J.K. Rowling’s award-winning, bestselling, and record-breaking series of books were soon adapted into movies, and millions of fans across the world collected in theatres to watch them, happily celebrating when Gryffindor won the house cup (like they always did, even if through blatant favouritism), and unashamedly bawling their eyes out (SPOILER ALERT) when Dumbledore fell to his death from the tower.

As everyone (well, most of them) in the magical world went through ups and downs in their lives to grow from them and emerge as mature adults, so did readers of the book, who eventually learnt to stop waiting for their Hogwarts letters every summer.

In July 2011, when the last movie of the series released, billions of fans across the world thought the global magic  was all over.

But, as a very wise man with half-moon spectacles once said, “help will always be given at Hogwarts to those who ask for it.”

Albus Dumbledore

In October 2013, it was revealed that a play based on Harry Potter was in the making.

And earlier this month, images of the cast in costume were released.
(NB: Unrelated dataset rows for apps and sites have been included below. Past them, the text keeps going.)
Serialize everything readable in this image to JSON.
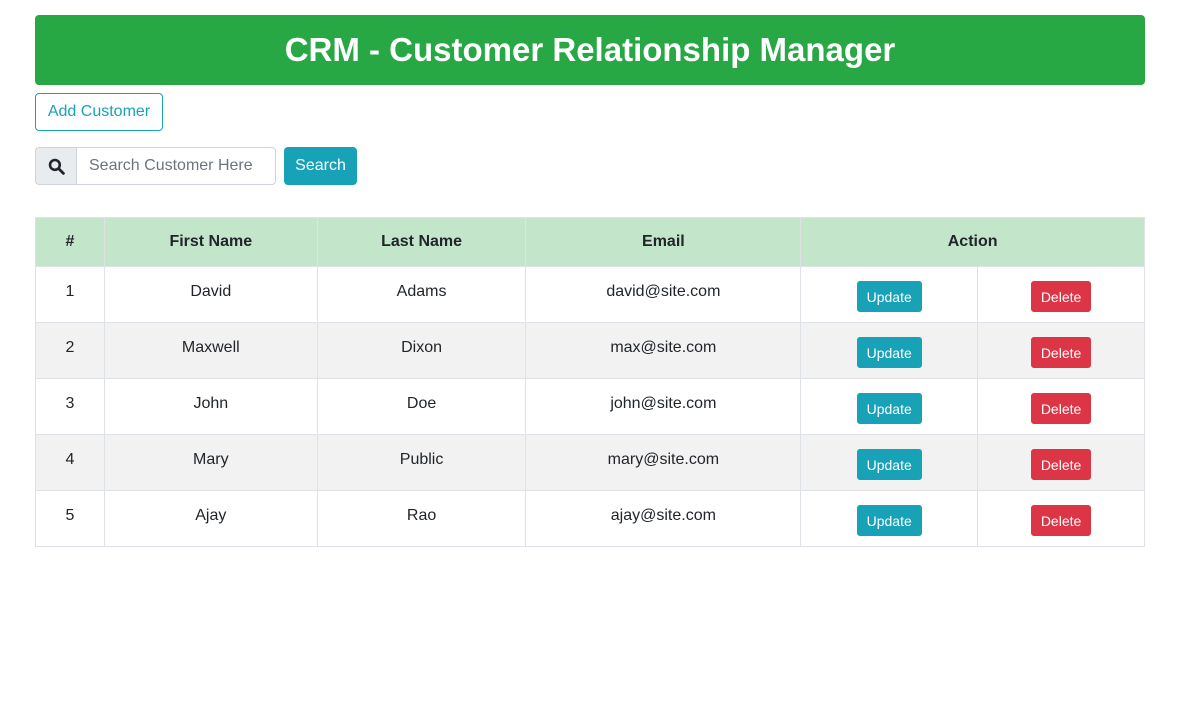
{
  "header": {
    "title": "CRM - Customer Relationship Manager"
  },
  "toolbar": {
    "add_label": "Add Customer"
  },
  "search": {
    "placeholder": "Search Customer Here",
    "value": "",
    "button_label": "Search",
    "icon": "search-icon"
  },
  "colors": {
    "header": "#28a745",
    "table_header": "#c3e6cb",
    "accent": "#17a2b8",
    "danger": "#dc3545"
  },
  "table": {
    "columns": [
      "#",
      "First Name",
      "Last Name",
      "Email",
      "Action"
    ],
    "update_label": "Update",
    "delete_label": "Delete",
    "rows": [
      {
        "num": "1",
        "first": "David",
        "last": "Adams",
        "email": "david@site.com"
      },
      {
        "num": "2",
        "first": "Maxwell",
        "last": "Dixon",
        "email": "max@site.com"
      },
      {
        "num": "3",
        "first": "John",
        "last": "Doe",
        "email": "john@site.com"
      },
      {
        "num": "4",
        "first": "Mary",
        "last": "Public",
        "email": "mary@site.com"
      },
      {
        "num": "5",
        "first": "Ajay",
        "last": "Rao",
        "email": "ajay@site.com"
      }
    ]
  }
}
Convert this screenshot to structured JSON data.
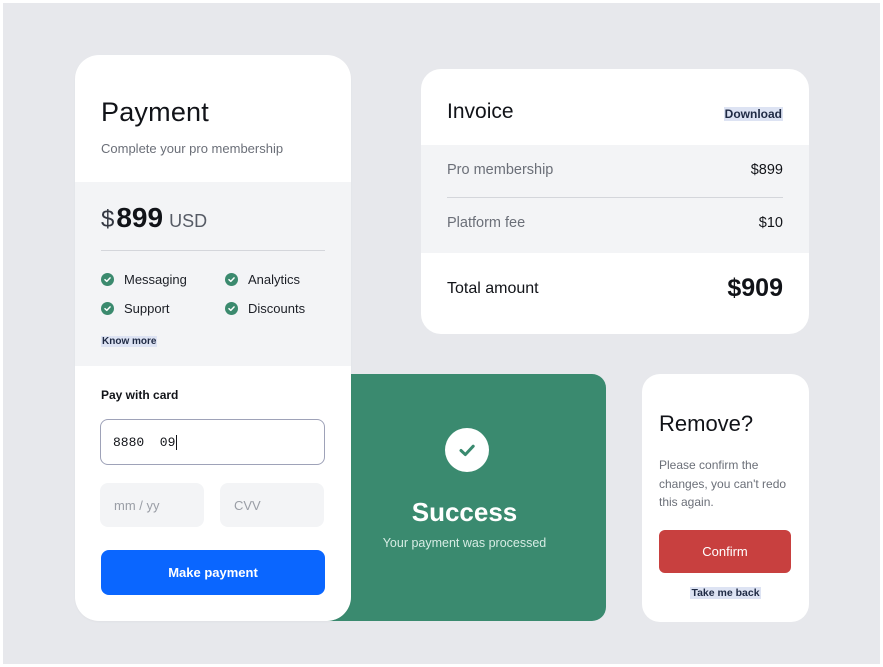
{
  "payment": {
    "title": "Payment",
    "subtitle": "Complete your pro membership",
    "currency_symbol": "$",
    "amount": "899",
    "currency_code": "USD",
    "features": [
      "Messaging",
      "Analytics",
      "Support",
      "Discounts"
    ],
    "know_more": "Know more",
    "pay_with_card": "Pay with card",
    "card_number_value": "8880  09",
    "expiry_placeholder": "mm / yy",
    "cvv_placeholder": "CVV",
    "make_payment": "Make payment"
  },
  "success": {
    "title": "Success",
    "message": "Your payment was processed"
  },
  "invoice": {
    "title": "Invoice",
    "download": "Download",
    "lines": [
      {
        "label": "Pro membership",
        "value": "$899"
      },
      {
        "label": "Platform fee",
        "value": "$10"
      }
    ],
    "total_label": "Total amount",
    "total_value": "$909"
  },
  "remove": {
    "title": "Remove?",
    "message": "Please confirm the changes, you can't redo this again.",
    "confirm": "Confirm",
    "back": "Take me back"
  },
  "colors": {
    "background": "#e7e8ec",
    "primary": "#0a66ff",
    "success": "#3a8a6f",
    "danger": "#c8403f",
    "check": "#3b8a6e"
  },
  "icons": {
    "feature": "check-circle-icon",
    "success": "check-circle-icon"
  }
}
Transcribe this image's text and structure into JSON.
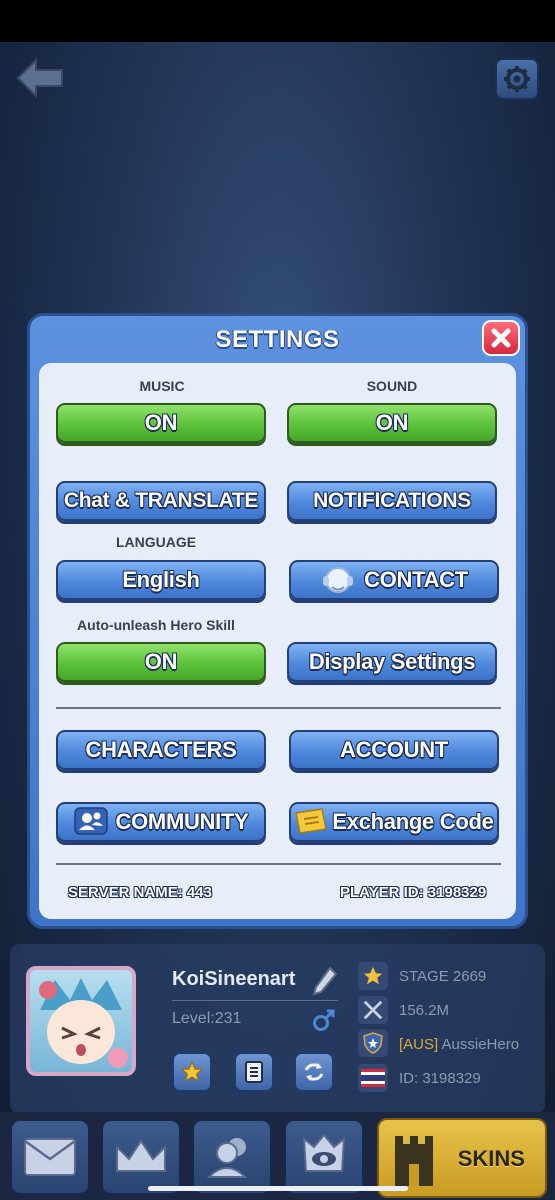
{
  "settings": {
    "title": "SETTINGS",
    "music_label": "MUSIC",
    "music_value": "ON",
    "sound_label": "SOUND",
    "sound_value": "ON",
    "chat_translate": "Chat & TRANSLATE",
    "notifications": "NOTIFICATIONS",
    "language_label": "LANGUAGE",
    "language_value": "English",
    "contact": "CONTACT",
    "auto_unleash_label": "Auto-unleash Hero Skill",
    "auto_unleash_value": "ON",
    "display_settings": "Display Settings",
    "characters": "CHARACTERS",
    "account": "ACCOUNT",
    "community": "COMMUNITY",
    "exchange_code": "Exchange Code",
    "server_name": "SERVER NAME: 443",
    "player_id": "PLAYER ID: 3198329"
  },
  "profile": {
    "name": "KoiSineenart",
    "level": "Level:231",
    "stage": "STAGE 2669",
    "power": "156.2M",
    "guild_tag": "[AUS]",
    "guild_name": "AussieHero",
    "id": "ID: 3198329"
  },
  "bottom_nav": {
    "skins": "SKINS"
  },
  "colors": {
    "green_button": "#5cc23a",
    "blue_button": "#4f88dc",
    "dialog_border": "#3f74c8",
    "close_red": "#d8263d",
    "skins_gold": "#e7c34a"
  }
}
The play, titled Harry Potter and the Cursed Child, will have its first public preview next week, and its world premiere at the Palace Theatre London on July 30.

The synopsis of the play reads: It was always difficult being Harry Potter and it isn’t much easier now that he is an overworked employee of the Ministry of Magic, a husband and father of three school-age children.

While Harry grapples with a past that refuses to stay where it belongs, his youngest son Albus must struggle with the weight of a family legacy he never wanted. As past and present fuse ominously, both father and son learn the uncomfortable truth: sometimes, darkness comes from unexpected places.

The play has a different cast than the movies.

In a win for the fight against racism, in December 2015, it was revealed that Hermione, played by Emma Watson in the movies, would be played by black actress Noma Dumezweni.

Here’s Jamie Parker as Harry.

Poppy Miller as Ginny Weasley.

Sam Clemmett plays Albus Severus Potter, Harry and Ginny’s son.

Paul Thornley as Ronald Weasley.

AND there’s more good news. For those of us who can’t watch the play in action, a book version of the script will also be released on July 31, 2016.

Like every true Harry Potter fan knows, the world of Harry Potter is very real. The magic rubbed off on the actors who played Harry Potter characters, and they continued doing the good they were in this world.

Daniel Radcliffe, who played Harry Potter, supports several charities, including Save The Children and UNICEF.

Rupert Grint, who played Ron Weasley, has been involved in projects with Breast Cancer Research, Cancer Research UK, and West African Relief, to name a few.

Emma Watson is already proving herself as a feminist icon, launching the #HeForShe campaign as a UN Women Goodwill Ambassador.

Bonnie Wright, who played Ginny Weasley in the movies, is a Global Citizen Ambassador. She participated in the #LevelTheLaw campaign that served as a global call to end gender discriminatory laws all over the world. She is also a three-time Live Below the Line veteran, a 5-day challenge in which individual food and water expenses cannot exceed $1.50 a day.  

You too, as members of the Harry Potter world and as Global Citizens, can use some of your magic to help in the eradication of extreme poverty by 2030.

Global Warming, caused mainly due to carbon emissions from human activities like burning fossil fuels, has resulted in the deaths of thousands across the world from heat and starvation. With World Environment Day coming up next week, take a pause to reflect on how you can reduce your carbon footprint, to stop poisonous carbon emissions from accelerating climate change.

There are many ways to improve the world, and with this exciting news on the continuation of the Harry Potter world, you can be inspired to take action and help improve some of the world’s biggest challenges.